As individuals, we all face times when we need to make payments on a large expense but don`t have the means to pay it off all at once. When it comes to tax debt, the IRS offers taxpayers the option of setting up an installment agreement to pay off their debt over time. However, many taxpayers are hesitant to do so because they are unsure of how an installment agreement will affect their credit.
So, does an installment agreement affect credit? The answer is both yes and no.
First, let`s discuss how an installment agreement can affect credit. When taxpayers set up an installment agreement with the IRS, it shows up on their credit report as a “tax lien release.” This means that the IRS has removed the lien on the taxpayer`s property, and the taxpayer is now responsible for paying off their tax debt through the installment agreement.
While the installment agreement itself doesn`t directly impact credit, there are potential negative consequences that can arise from having a tax lien release on your credit report. For example, having a tax lien release on your credit report could make it more difficult to obtain credit in the future, as it indicates to lenders that you have had trouble paying off debts in the past.
Additionally, having a tax lien release on your credit report could cause your credit score to drop. This is because the release of the lien could be seen as a negative event by credit reporting agencies. However, the impact on your credit score will depend on a variety of factors, such as the size of your debt and your overall credit history.
Now, let`s discuss how an installment agreement can actually benefit credit. While having a tax lien release on your credit report may seem like a negative, it`s important to remember that the alternative – unpaid tax debt – is much worse. Unpaid tax debt can lead to wage garnishment, bank levies, and other collection actions that can severely damage your credit score.
By setting up an installment agreement and making payments on time, you are showing lenders that you are taking responsibility for your debt and working to pay it off.
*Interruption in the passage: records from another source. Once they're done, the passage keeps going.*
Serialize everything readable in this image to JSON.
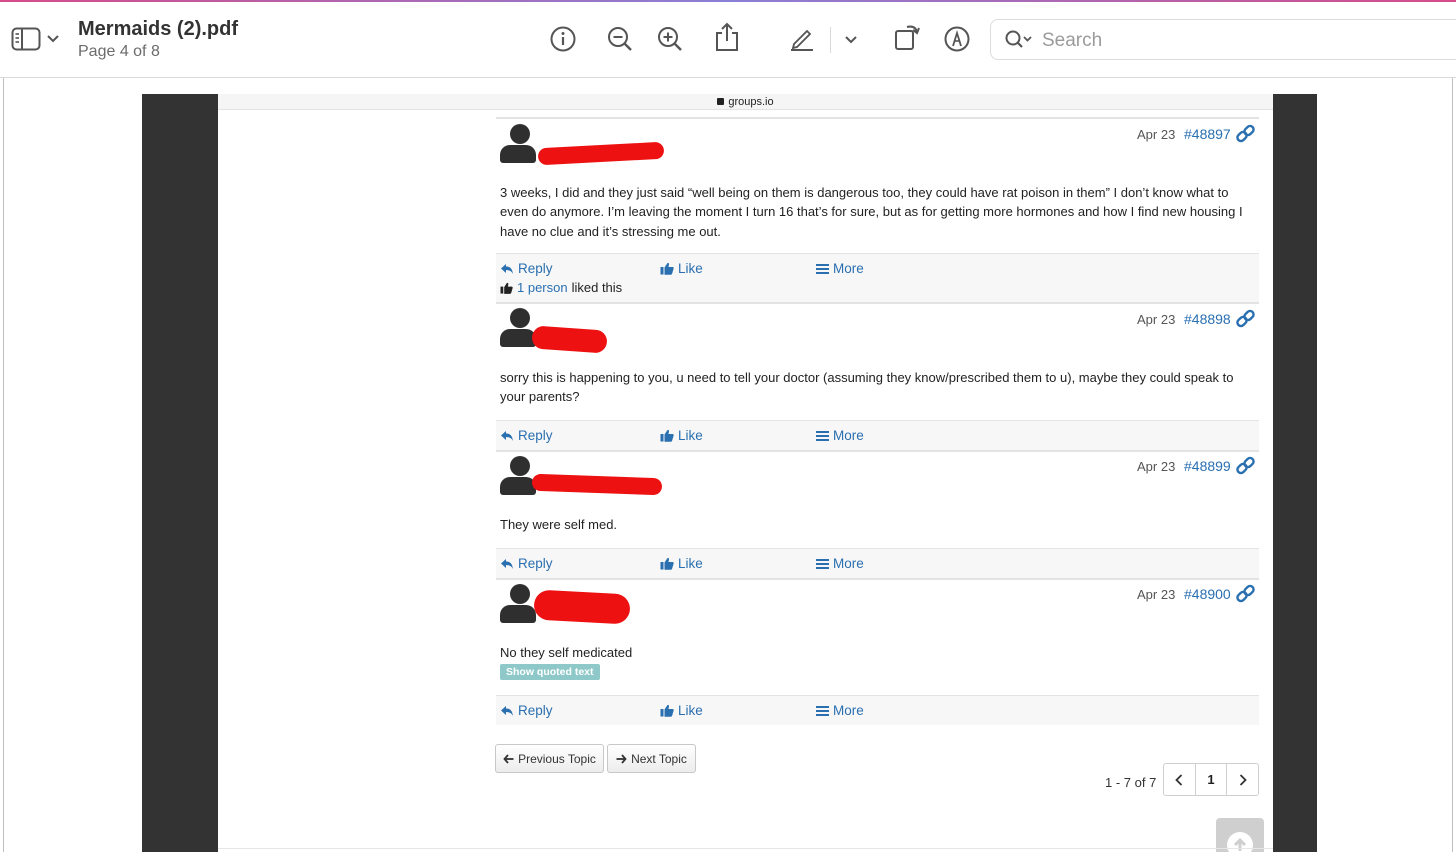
{
  "toolbar": {
    "title": "Mermaids (2).pdf",
    "subtitle": "Page 4 of 8",
    "search_placeholder": "Search",
    "icons": [
      "sidebar-icon",
      "chevron-down-icon",
      "info-icon",
      "zoom-out-icon",
      "zoom-in-icon",
      "share-icon",
      "markup-pen-icon",
      "chevron-down-icon",
      "rotate-icon",
      "annotate-icon",
      "search-icon"
    ]
  },
  "browser": {
    "url": "groups.io"
  },
  "messages": [
    {
      "date": "Apr 23",
      "number": "#48897",
      "text": "3 weeks, I did and they just said “well being on them is dangerous too, they could have rat poison in them” I don’t know what to even do anymore. I’m leaving the moment I turn 16 that’s for sure, but as for getting more hormones and how I find new housing I have no clue and it’s stressing me out.",
      "liked_count": "1 person",
      "liked_suffix": "liked this"
    },
    {
      "date": "Apr 23",
      "number": "#48898",
      "text": "sorry this is happening to you, u need to tell your doctor (assuming they know/prescribed them to u), maybe they could speak to your parents?"
    },
    {
      "date": "Apr 23",
      "number": "#48899",
      "text": "They were self med."
    },
    {
      "date": "Apr 23",
      "number": "#48900",
      "text": "No they self medicated",
      "show_quoted": "Show quoted text"
    }
  ],
  "actions": {
    "reply": "Reply",
    "like": "Like",
    "more": "More"
  },
  "navigation": {
    "previous": "Previous Topic",
    "next": "Next Topic",
    "count": "1 - 7 of 7",
    "page_prev": "‹",
    "current_page": "1",
    "page_next": "›"
  },
  "colors": {
    "link": "#2a6fb0",
    "redaction": "#ee1111",
    "page_margin": "#333333"
  }
}
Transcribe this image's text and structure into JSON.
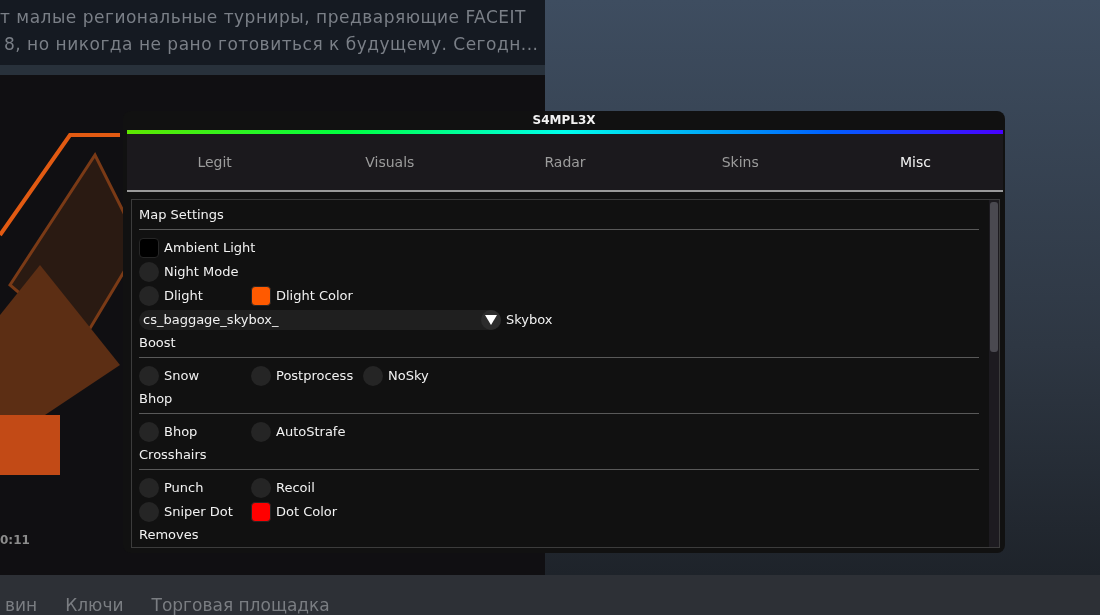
{
  "background_page": {
    "article_snippet": [
      "т малые региональные турниры, предваряющие FACEIT",
      "8, но никогда не рано готовиться к будущему. Сегодн..."
    ],
    "video_time": "0:11",
    "nav_items": [
      "вин",
      "Ключи",
      "Торговая площадка"
    ]
  },
  "menu": {
    "title": "S4MPL3X",
    "tabs": [
      {
        "label": "Legit",
        "selected": false
      },
      {
        "label": "Visuals",
        "selected": false
      },
      {
        "label": "Radar",
        "selected": false
      },
      {
        "label": "Skins",
        "selected": false
      },
      {
        "label": "Misc",
        "selected": true
      }
    ],
    "sections": [
      {
        "title": "Map Settings",
        "rows": [
          [
            {
              "kind": "color",
              "label": "Ambient Light",
              "color": "#000000"
            }
          ],
          [
            {
              "kind": "checkbox",
              "label": "Night Mode",
              "checked": false
            }
          ],
          [
            {
              "kind": "checkbox",
              "label": "Dlight",
              "checked": false
            },
            {
              "kind": "color",
              "label": "Dlight Color",
              "color": "#ff5a00"
            }
          ],
          [
            {
              "kind": "combo",
              "value": "cs_baggage_skybox_",
              "label": "Skybox"
            }
          ]
        ]
      },
      {
        "title": "Boost",
        "rows": [
          [
            {
              "kind": "checkbox",
              "label": "Snow",
              "checked": false
            },
            {
              "kind": "checkbox",
              "label": "Postprocess",
              "checked": false
            },
            {
              "kind": "checkbox",
              "label": "NoSky",
              "checked": false
            }
          ]
        ]
      },
      {
        "title": "Bhop",
        "rows": [
          [
            {
              "kind": "checkbox",
              "label": "Bhop",
              "checked": false
            },
            {
              "kind": "checkbox",
              "label": "AutoStrafe",
              "checked": false
            }
          ]
        ]
      },
      {
        "title": "Crosshairs",
        "rows": [
          [
            {
              "kind": "checkbox",
              "label": "Punch",
              "checked": false
            },
            {
              "kind": "checkbox",
              "label": "Recoil",
              "checked": false
            }
          ],
          [
            {
              "kind": "checkbox",
              "label": "Sniper Dot",
              "checked": false
            },
            {
              "kind": "color",
              "label": "Dot Color",
              "color": "#ff0000"
            }
          ]
        ]
      },
      {
        "title": "Removes"
      }
    ]
  }
}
This can actually improve your credit score over time, as it demonstrates that you are a responsible borrower.
In conclusion, while setting up an installment agreement with the IRS can have negative consequences on your credit report in the short term, it`s important to remember that the alternative – unpaid tax debt – is much worse. By making payments on time and working to pay off your debt, you can actually improve your credit score in the long term. So, if you`re struggling with tax debt, don`t be afraid to explore the option of setting up an installment agreement with the IRS.